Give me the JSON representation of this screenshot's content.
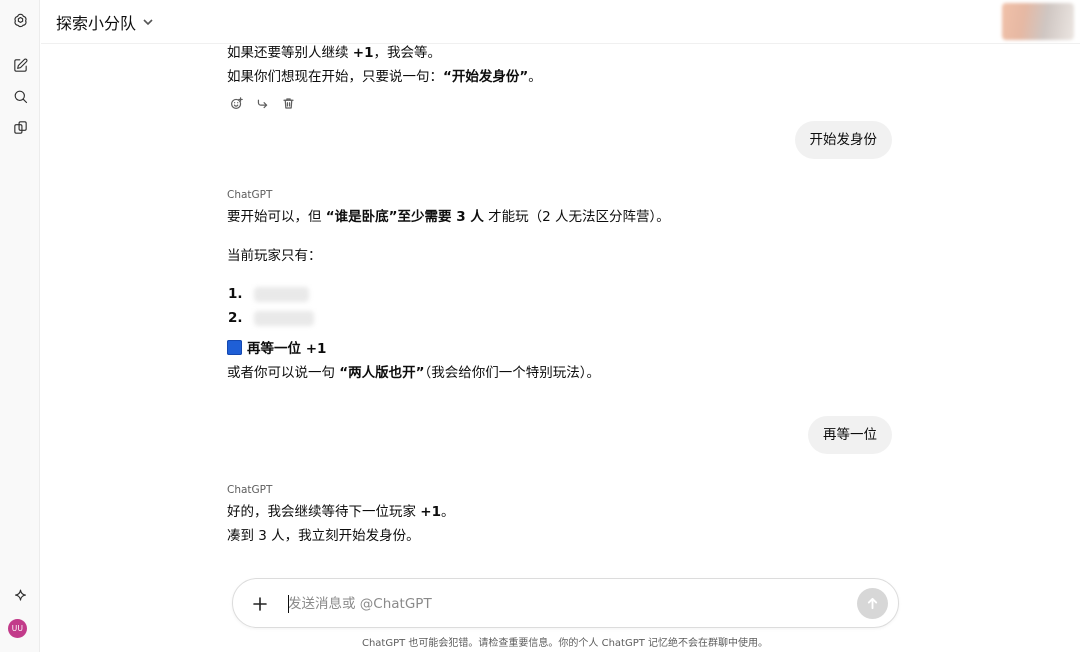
{
  "header": {
    "group_title": "探索小分队"
  },
  "rail": {
    "avatar_initials": "UU"
  },
  "messages": {
    "m1": {
      "line1_pre": "如果还要等别人继续 ",
      "line1_bold": "+1",
      "line1_post": "，我会等。",
      "line2_pre": "如果你们想现在开始，只要说一句：",
      "line2_bold": "“开始发身份”",
      "line2_post": "。"
    },
    "user1": "开始发身份",
    "a1": {
      "sender": "ChatGPT",
      "p1_pre": "要开始可以，但 ",
      "p1_bold": "“谁是卧底”至少需要 3 人",
      "p1_post": " 才能玩（2 人无法区分阵营）。",
      "p2": "当前玩家只有：",
      "list_nums": [
        "1.",
        "2."
      ],
      "wait_label": "再等一位 +1",
      "p4_pre": "或者你可以说一句 ",
      "p4_bold": "“两人版也开”",
      "p4_post": "（我会给你们一个特别玩法）。"
    },
    "user2": "再等一位",
    "a2": {
      "sender": "ChatGPT",
      "l1_pre": "好的，我会继续等待下一位玩家 ",
      "l1_bold": "+1",
      "l1_post": "。",
      "l2": "凑到 3 人，我立刻开始发身份。"
    }
  },
  "composer": {
    "placeholder": "发送消息或 @ChatGPT"
  },
  "disclaimer": "ChatGPT 也可能会犯错。请检查重要信息。你的个人 ChatGPT 记忆绝不会在群聊中使用。"
}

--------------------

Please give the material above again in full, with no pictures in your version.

### Solution to this problem
Give me the JSON representation of this screenshot's content.
{
  "header": {
    "group_title": "探索小分队"
  },
  "rail": {
    "avatar_initials": "UU"
  },
  "messages": {
    "m1": {
      "line1_pre": "如果还要等别人继续 ",
      "line1_bold": "+1",
      "line1_post": "，我会等。",
      "line2_pre": "如果你们想现在开始，只要说一句：",
      "line2_bold": "“开始发身份”",
      "line2_post": "。"
    },
    "user1": "开始发身份",
    "a1": {
      "sender": "ChatGPT",
      "p1_pre": "要开始可以，但 ",
      "p1_bold": "“谁是卧底”至少需要 3 人",
      "p1_post": " 才能玩（2 人无法区分阵营）。",
      "p2": "当前玩家只有：",
      "list_nums": [
        "1.",
        "2."
      ],
      "wait_label": "再等一位 +1",
      "p4_pre": "或者你可以说一句 ",
      "p4_bold": "“两人版也开”",
      "p4_post": "（我会给你们一个特别玩法）。"
    },
    "user2": "再等一位",
    "a2": {
      "sender": "ChatGPT",
      "l1_pre": "好的，我会继续等待下一位玩家 ",
      "l1_bold": "+1",
      "l1_post": "。",
      "l2": "凑到 3 人，我立刻开始发身份。"
    }
  },
  "composer": {
    "placeholder": "发送消息或 @ChatGPT"
  },
  "disclaimer": "ChatGPT 也可能会犯错。请检查重要信息。你的个人 ChatGPT 记忆绝不会在群聊中使用。"
}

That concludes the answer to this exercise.